At a time when every experienced driver to whom I speak agrees that the quality of driving is steadily diminishing – not signalling in advance for a change of direction and failing to take up the correct position for a turn at a junction are but two of the many errors one sees every day – along comes this barmy suggestion.
Now these hopeless drivers are to be given carte blanche to drive on the wrong side of the road without committing a provable offence.
The experts are being ignored. The head of roads policy at the AA says “ without exaggeration it is true to say that a simple pot of paint can save lives.
“In particular, highly visible markings at the edge and centre of the road, that can be seen on a wet night, are enormously cost effective in saving lives”. Add to this the number of roads that are now unlit between midnight and 5.30am and it sounds like James Bond’s “Licence to Kill”.
The only reason that I can see for this dangerous suggestion is the cost saving in not buying expensive paint, together with the cost of carrying out the work. It is to be hoped that our council will ignore this hazardous idea.
Percy Stern, address supplied
Charity appeal for hospital
I am writing to you to ask for your support in regards to an upcoming charity event at HMP Kirkham, in aid of Great Ormond Street Hospital.
I am a prisoner who is currently training to be a barber at the Joseph Lanzante Academy, which is based here at Kirkham.
One of our tutors, Debbie Davies, has a relation with a small child who was born without bones in her hand and is currently undergoing constructive surgery at Great Ormond Street Hospital.

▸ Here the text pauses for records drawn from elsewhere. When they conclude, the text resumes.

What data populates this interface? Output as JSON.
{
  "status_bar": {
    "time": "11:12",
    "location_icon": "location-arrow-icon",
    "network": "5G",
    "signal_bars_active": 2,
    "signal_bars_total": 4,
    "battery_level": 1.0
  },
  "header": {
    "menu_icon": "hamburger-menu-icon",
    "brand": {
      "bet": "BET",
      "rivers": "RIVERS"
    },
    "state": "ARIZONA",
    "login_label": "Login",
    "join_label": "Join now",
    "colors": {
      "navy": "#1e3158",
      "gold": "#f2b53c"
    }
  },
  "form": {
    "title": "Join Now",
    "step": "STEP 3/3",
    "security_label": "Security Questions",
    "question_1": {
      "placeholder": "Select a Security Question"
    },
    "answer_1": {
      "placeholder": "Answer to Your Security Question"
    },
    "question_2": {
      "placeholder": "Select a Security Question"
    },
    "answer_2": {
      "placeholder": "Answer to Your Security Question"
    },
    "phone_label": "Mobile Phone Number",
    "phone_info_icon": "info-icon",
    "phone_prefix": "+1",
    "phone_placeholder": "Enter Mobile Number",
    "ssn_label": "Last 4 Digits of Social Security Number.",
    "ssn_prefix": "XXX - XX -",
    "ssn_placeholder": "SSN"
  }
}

Along with our main tutor, Rochelle Ryder, students on the course have got involved in various fund-raising activities for our upcoming charity event on February 12.
If you are able to assist us in any way, please could you contact our tutor Debbie Davies at [email protected] or Rochelle Ryder at HMP Kirkham on 01772 675418.
Chris, HMP Kirkham